■ **RECORDED INFORMATION**:
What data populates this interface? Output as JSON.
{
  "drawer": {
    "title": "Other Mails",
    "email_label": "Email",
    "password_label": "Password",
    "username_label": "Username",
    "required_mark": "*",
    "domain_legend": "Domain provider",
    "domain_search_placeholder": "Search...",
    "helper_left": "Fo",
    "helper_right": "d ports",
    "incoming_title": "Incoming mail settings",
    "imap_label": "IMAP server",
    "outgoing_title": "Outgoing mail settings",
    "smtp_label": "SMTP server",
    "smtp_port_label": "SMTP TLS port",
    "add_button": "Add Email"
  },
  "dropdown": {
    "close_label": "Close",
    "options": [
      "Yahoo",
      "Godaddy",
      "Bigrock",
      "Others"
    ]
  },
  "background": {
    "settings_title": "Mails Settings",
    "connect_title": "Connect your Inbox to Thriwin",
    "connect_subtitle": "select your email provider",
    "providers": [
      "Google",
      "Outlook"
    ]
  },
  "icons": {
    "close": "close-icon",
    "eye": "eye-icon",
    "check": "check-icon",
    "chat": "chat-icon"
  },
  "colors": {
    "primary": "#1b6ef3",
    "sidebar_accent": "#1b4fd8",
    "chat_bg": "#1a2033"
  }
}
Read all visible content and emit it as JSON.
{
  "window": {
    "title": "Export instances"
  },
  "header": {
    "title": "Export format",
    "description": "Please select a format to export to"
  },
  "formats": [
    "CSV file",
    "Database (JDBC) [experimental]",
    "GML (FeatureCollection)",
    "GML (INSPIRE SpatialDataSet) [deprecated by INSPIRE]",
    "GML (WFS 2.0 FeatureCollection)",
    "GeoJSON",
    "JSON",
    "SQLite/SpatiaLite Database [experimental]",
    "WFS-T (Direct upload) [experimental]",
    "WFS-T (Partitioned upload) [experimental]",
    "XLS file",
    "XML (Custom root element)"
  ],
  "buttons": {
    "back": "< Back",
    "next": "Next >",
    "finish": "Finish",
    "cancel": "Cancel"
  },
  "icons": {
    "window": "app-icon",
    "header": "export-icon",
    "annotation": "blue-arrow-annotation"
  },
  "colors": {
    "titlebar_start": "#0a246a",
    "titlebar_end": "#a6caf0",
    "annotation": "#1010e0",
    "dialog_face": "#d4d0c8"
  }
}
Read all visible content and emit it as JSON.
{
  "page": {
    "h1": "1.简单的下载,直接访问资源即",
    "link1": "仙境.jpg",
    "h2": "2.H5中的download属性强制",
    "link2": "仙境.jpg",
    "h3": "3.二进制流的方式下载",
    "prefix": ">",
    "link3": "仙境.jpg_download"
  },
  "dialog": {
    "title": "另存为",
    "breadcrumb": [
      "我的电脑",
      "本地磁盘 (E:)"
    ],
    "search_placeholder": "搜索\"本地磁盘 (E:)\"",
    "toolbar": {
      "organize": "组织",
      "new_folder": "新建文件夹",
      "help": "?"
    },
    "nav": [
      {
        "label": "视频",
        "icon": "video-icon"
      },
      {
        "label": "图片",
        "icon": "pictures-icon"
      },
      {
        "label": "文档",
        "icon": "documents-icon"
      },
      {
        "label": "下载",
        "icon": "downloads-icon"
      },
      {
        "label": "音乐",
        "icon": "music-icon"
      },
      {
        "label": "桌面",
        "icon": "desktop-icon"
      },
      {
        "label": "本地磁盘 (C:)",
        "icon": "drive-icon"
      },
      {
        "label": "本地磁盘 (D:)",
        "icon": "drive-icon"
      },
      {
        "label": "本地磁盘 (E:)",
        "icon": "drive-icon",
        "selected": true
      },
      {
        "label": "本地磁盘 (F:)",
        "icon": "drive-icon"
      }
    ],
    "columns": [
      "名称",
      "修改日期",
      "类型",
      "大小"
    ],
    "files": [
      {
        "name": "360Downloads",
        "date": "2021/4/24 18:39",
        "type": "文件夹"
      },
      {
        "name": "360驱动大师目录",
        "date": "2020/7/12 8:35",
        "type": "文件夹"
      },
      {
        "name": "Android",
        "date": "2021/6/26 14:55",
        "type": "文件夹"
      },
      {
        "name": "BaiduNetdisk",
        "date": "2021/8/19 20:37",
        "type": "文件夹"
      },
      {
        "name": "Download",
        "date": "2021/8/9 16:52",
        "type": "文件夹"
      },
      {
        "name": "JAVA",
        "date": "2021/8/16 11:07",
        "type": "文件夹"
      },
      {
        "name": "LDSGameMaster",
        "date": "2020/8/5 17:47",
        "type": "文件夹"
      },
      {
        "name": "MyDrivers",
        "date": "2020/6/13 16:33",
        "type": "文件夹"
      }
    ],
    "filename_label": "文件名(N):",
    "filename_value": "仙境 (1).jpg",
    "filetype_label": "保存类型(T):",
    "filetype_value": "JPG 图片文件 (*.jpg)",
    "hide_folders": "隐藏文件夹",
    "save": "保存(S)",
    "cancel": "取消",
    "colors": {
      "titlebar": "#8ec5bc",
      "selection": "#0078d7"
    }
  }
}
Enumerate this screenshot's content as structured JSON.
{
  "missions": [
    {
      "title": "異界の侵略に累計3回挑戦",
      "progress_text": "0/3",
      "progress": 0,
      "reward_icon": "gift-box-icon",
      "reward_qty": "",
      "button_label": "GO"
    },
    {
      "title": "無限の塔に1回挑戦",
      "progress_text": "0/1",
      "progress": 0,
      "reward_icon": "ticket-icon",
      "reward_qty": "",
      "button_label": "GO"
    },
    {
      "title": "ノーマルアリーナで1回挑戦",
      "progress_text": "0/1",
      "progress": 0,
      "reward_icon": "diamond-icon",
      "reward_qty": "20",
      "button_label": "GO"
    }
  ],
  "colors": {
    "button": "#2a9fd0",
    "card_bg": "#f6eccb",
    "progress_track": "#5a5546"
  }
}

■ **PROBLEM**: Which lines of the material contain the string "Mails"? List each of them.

■ **ANSWER SPACE**:
    "title": "Other Mails",
    "settings_title": "Mails Settings",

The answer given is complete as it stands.